Stored entries
══════════════════════════════
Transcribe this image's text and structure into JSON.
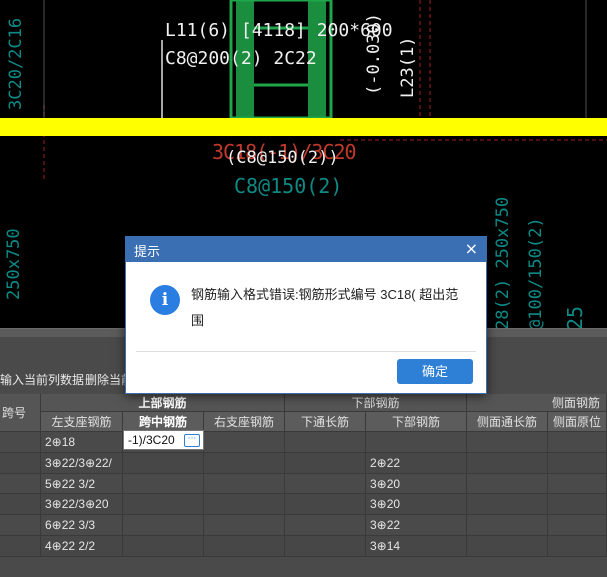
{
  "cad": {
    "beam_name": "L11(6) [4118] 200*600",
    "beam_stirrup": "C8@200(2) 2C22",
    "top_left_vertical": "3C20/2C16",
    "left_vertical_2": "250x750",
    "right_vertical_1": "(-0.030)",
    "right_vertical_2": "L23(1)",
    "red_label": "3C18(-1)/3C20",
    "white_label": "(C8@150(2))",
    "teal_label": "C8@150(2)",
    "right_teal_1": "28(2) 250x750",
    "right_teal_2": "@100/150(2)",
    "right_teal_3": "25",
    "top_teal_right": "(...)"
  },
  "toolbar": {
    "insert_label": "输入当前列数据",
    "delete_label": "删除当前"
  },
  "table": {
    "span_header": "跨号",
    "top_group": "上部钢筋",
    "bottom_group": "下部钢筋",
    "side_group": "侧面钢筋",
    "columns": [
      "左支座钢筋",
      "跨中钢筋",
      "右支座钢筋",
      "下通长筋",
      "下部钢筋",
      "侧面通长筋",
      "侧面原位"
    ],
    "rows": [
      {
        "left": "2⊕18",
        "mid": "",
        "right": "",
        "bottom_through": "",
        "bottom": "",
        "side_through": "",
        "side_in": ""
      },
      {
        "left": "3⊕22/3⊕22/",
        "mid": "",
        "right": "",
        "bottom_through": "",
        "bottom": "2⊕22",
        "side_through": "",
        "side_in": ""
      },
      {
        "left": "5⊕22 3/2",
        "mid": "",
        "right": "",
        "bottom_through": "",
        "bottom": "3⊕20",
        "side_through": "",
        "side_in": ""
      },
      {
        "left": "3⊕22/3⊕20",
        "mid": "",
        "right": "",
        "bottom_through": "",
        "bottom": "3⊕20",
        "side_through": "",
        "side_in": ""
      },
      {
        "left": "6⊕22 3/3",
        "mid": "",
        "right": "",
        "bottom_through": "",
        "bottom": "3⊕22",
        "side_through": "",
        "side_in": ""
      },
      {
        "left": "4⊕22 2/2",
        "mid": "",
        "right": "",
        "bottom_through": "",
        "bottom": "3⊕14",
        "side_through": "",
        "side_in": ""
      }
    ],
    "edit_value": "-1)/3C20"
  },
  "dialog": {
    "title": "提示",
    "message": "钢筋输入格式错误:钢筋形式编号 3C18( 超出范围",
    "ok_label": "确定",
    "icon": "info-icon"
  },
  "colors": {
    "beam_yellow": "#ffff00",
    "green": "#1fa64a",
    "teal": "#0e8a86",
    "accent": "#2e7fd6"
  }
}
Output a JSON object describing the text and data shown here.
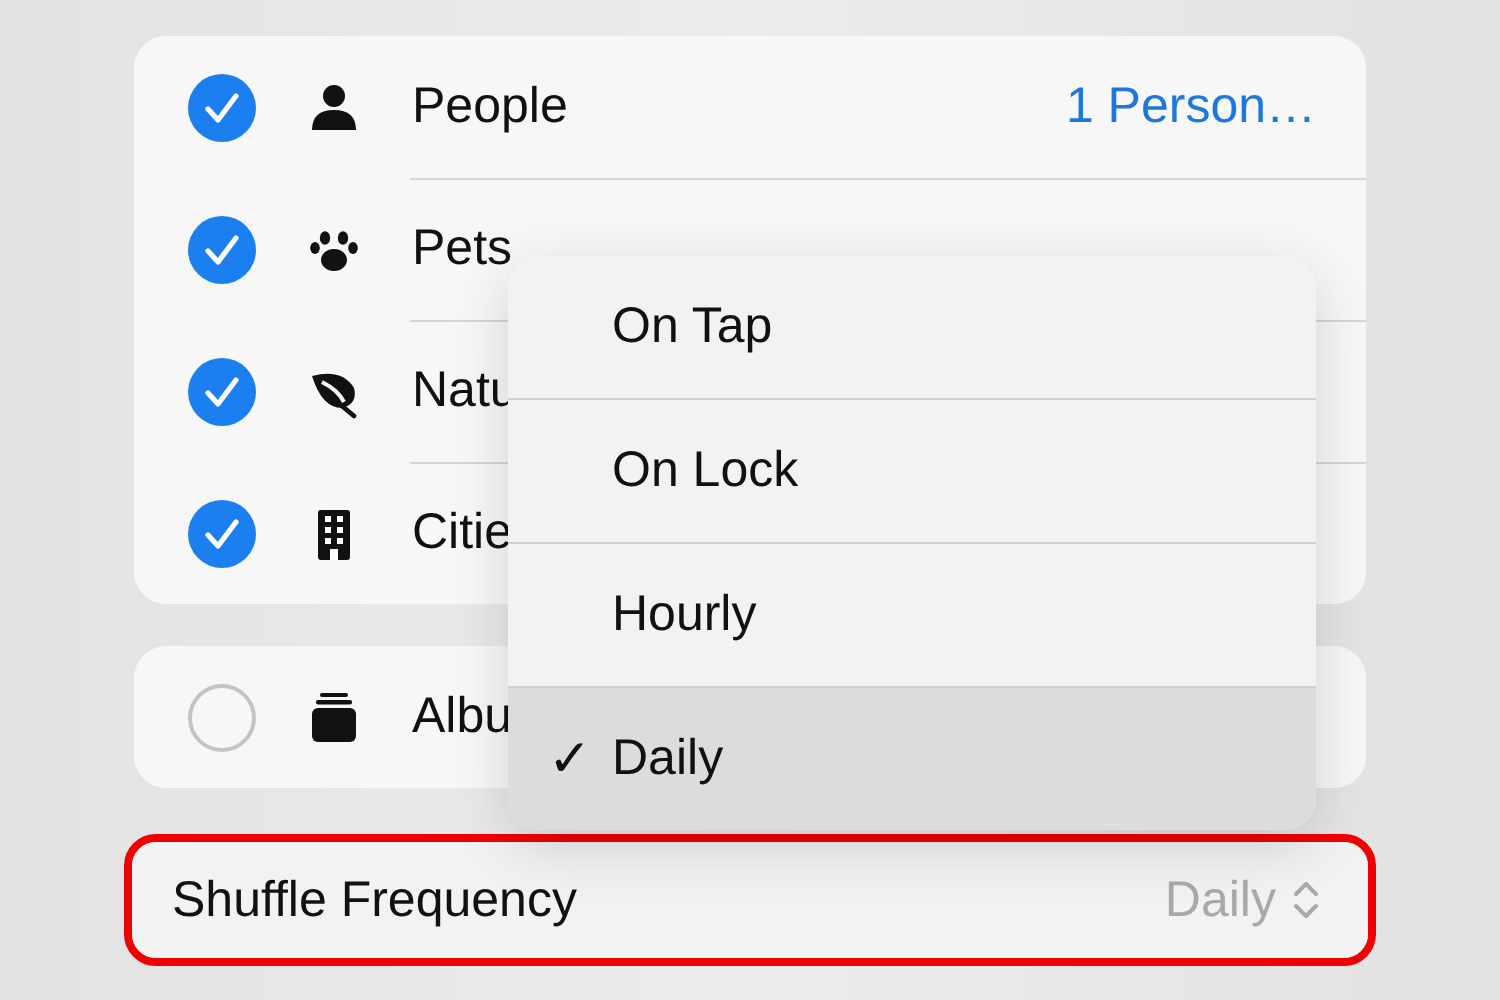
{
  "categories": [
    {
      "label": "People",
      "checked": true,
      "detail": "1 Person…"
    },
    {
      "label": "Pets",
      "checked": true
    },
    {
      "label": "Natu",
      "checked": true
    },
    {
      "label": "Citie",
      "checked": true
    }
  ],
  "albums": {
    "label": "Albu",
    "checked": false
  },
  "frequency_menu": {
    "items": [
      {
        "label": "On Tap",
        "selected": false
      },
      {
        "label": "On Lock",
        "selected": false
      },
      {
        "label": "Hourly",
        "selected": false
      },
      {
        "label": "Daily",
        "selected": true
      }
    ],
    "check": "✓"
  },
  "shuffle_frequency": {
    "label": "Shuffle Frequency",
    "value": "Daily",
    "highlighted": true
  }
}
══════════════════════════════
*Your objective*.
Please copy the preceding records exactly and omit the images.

*Completed exercise*.
Transcribe this image's text and structure into JSON.
{
  "cad": {
    "beam_name": "L11(6) [4118] 200*600",
    "beam_stirrup": "C8@200(2) 2C22",
    "top_left_vertical": "3C20/2C16",
    "left_vertical_2": "250x750",
    "right_vertical_1": "(-0.030)",
    "right_vertical_2": "L23(1)",
    "red_label": "3C18(-1)/3C20",
    "white_label": "(C8@150(2))",
    "teal_label": "C8@150(2)",
    "right_teal_1": "28(2) 250x750",
    "right_teal_2": "@100/150(2)",
    "right_teal_3": "25",
    "top_teal_right": "(...)"
  },
  "toolbar": {
    "insert_label": "输入当前列数据",
    "delete_label": "删除当前"
  },
  "table": {
    "span_header": "跨号",
    "top_group": "上部钢筋",
    "bottom_group": "下部钢筋",
    "side_group": "侧面钢筋",
    "columns": [
      "左支座钢筋",
      "跨中钢筋",
      "右支座钢筋",
      "下通长筋",
      "下部钢筋",
      "侧面通长筋",
      "侧面原位"
    ],
    "rows": [
      {
        "left": "2⊕18",
        "mid": "",
        "right": "",
        "bottom_through": "",
        "bottom": "",
        "side_through": "",
        "side_in": ""
      },
      {
        "left": "3⊕22/3⊕22/",
        "mid": "",
        "right": "",
        "bottom_through": "",
        "bottom": "2⊕22",
        "side_through": "",
        "side_in": ""
      },
      {
        "left": "5⊕22 3/2",
        "mid": "",
        "right": "",
        "bottom_through": "",
        "bottom": "3⊕20",
        "side_through": "",
        "side_in": ""
      },
      {
        "left": "3⊕22/3⊕20",
        "mid": "",
        "right": "",
        "bottom_through": "",
        "bottom": "3⊕20",
        "side_through": "",
        "side_in": ""
      },
      {
        "left": "6⊕22 3/3",
        "mid": "",
        "right": "",
        "bottom_through": "",
        "bottom": "3⊕22",
        "side_through": "",
        "side_in": ""
      },
      {
        "left": "4⊕22 2/2",
        "mid": "",
        "right": "",
        "bottom_through": "",
        "bottom": "3⊕14",
        "side_through": "",
        "side_in": ""
      }
    ],
    "edit_value": "-1)/3C20"
  },
  "dialog": {
    "title": "提示",
    "message": "钢筋输入格式错误:钢筋形式编号 3C18( 超出范围",
    "ok_label": "确定",
    "icon": "info-icon"
  },
  "colors": {
    "beam_yellow": "#ffff00",
    "green": "#1fa64a",
    "teal": "#0e8a86",
    "accent": "#2e7fd6"
  }
}
Output a JSON object describing the text and data shown here.
{
  "categories": [
    {
      "label": "People",
      "checked": true,
      "detail": "1 Person…"
    },
    {
      "label": "Pets",
      "checked": true
    },
    {
      "label": "Natu",
      "checked": true
    },
    {
      "label": "Citie",
      "checked": true
    }
  ],
  "albums": {
    "label": "Albu",
    "checked": false
  },
  "frequency_menu": {
    "items": [
      {
        "label": "On Tap",
        "selected": false
      },
      {
        "label": "On Lock",
        "selected": false
      },
      {
        "label": "Hourly",
        "selected": false
      },
      {
        "label": "Daily",
        "selected": true
      }
    ],
    "check": "✓"
  },
  "shuffle_frequency": {
    "label": "Shuffle Frequency",
    "value": "Daily",
    "highlighted": true
  }
}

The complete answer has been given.